extern void aFunction(QPromise<void> promise)
future = QtConcurrent.run(aFunction)

The promise argument is instantiated inside the QtConcurrent::run() function, and its reference is passed to the invoked aFunction, so the user doesn’t need to instantiate it by himself, nor pass it explicitly when calling QtConcurrent::runWithPromise().

The additional argument of QPromise type always needs to appear as a first argument on function’s arguments list, like:

extern void aFunction(QPromise<void> promise, int arg1, QString arg2)
integer = ...
string = ...
future = QtConcurrent.run(aFunction, integer, string)

Reporting results

In contrast to basic mode of QtConcurrent::run(), the function passed to QtConcurrent::run() in Run With Promise mode is expected to always return void type. Result reporting is done through the additional argument of QPromise type. It also enables multiple result reporting, like:

def helloWorldFunction(promise):

    promise.addResult("Hello")
    promise.addResult("world")

future = QtConcurrent.run(helloWorldFunction)
...
results = future.results()

Note

There’s no need to call start() and finish() to indicate the beginning and the end of computation (like you would normally do when using QPromise ). QtConcurrent::run() will always call them before starting and after finishing the execution.

Suspending and canceling the execution

The QPromise API also enables suspending and canceling the computation, if requested:

def aFunction(promise):

    for i in range(0, 100):
        promise.suspendIfRequested()
        if promise.isCanceled():
            return
        # computes the next result, may be time consuming like 1 second
        res = ...
        promise.addResult(res)


future = QtConcurrent.run(aFunction)
... // user pressed a pause button after 10 seconds
future.suspend()
... // user pressed a resume button after 10 seconds
future.resume()
... // user pressed a cancel button after 10 seconds
future.cancel()

The call to future.suspend() requests the running task to hold its execution. After calling this method, the running task will suspend after the next call to promise.suspendIfRequested() in its iteration loop. In this case the running task will block on a call to promise.suspendIfRequested(). The blocked call will unblock after the future.resume() is called.
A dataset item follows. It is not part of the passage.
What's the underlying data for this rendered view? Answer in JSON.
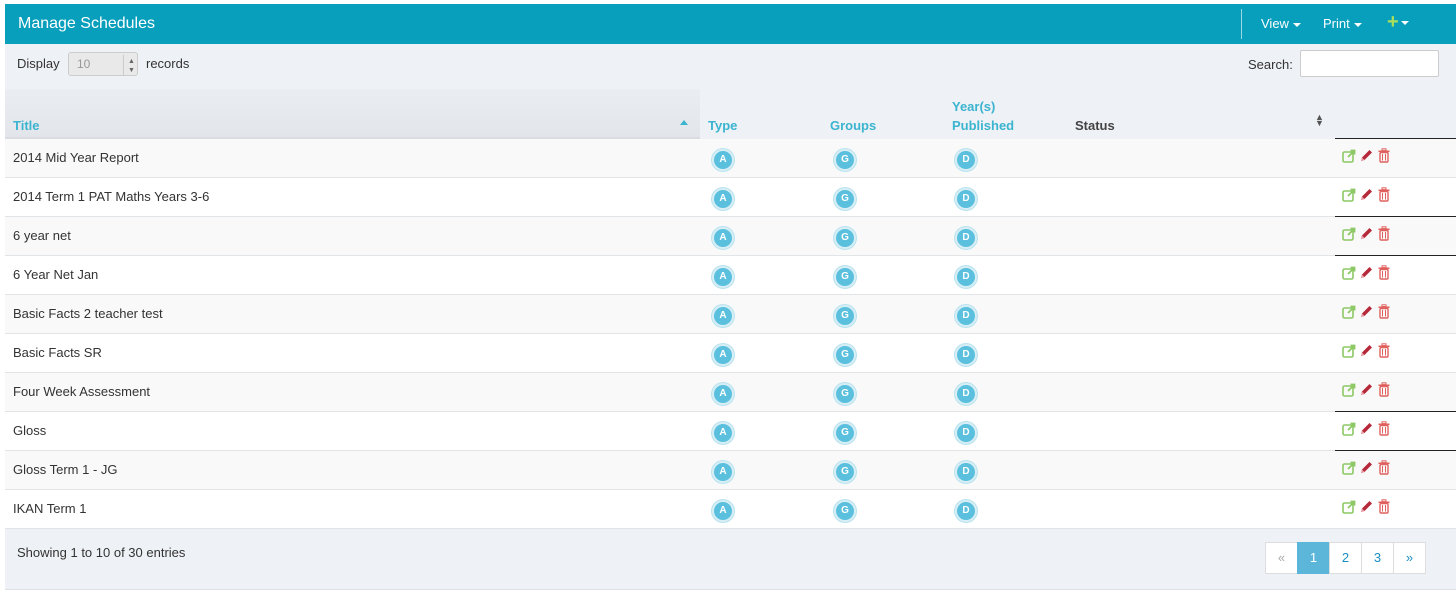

Note, that internally suspendIfRequested() uses wait condition in order to unblock, so the running thread goes into an idle state instead of wasting its resources when blocked in order to periodically check if the resume request came from the caller’s thread.

The call to future.cancel() from the last line causes that the next call to promise.isCanceled() will return true and aFunction will return immediately without any further result reporting.

Note

There’s no need to call finish() to stop the computation after the cancellation (like you would normally do when using QPromise ). QtConcurrent::run() will always call it after finishing the execution.

Progress reporting

It’s also possible to report the progress of a task independently of result reporting, like:

def aFunction(promise):

    promise.setProgressRange(0, 100)
    result = 0
    for i in range(0, 100):
        # computes some part of the task
        part = ...
        result += part
        promise.setProgressValue(i)

    promise.addResult(result)

watcher = QFutureWatcher()
QObject.connect(watcher, QFutureWatcher.progressValueChanged, [](int progress){
    ... # update GUI with a progress
    print("current progress:", progress)
})
watcher.setFuture(QtConcurrent.run(aFunction))

The caller installs the QFutureWatcher for the QFuture returned by QtConcurrent::run() in order to connect to its progressValueChanged() signal and update e.g. the graphical user interface accordingly.

Invoking functions with overloaded operator()()

By default, QtConcurrent::run() doesn’t support functors with overloaded operator()() in Run With Promise mode. In case of overloaded functors the user needs to explicitly specify the result type as a template parameter passed to QtConcurrent::run(), like:

class Functor():
    def operator():
    def operator():

Functor f
run<double>(f) # this will select the 2nd overload
# run(f);      // error, both candidate overloads potentially match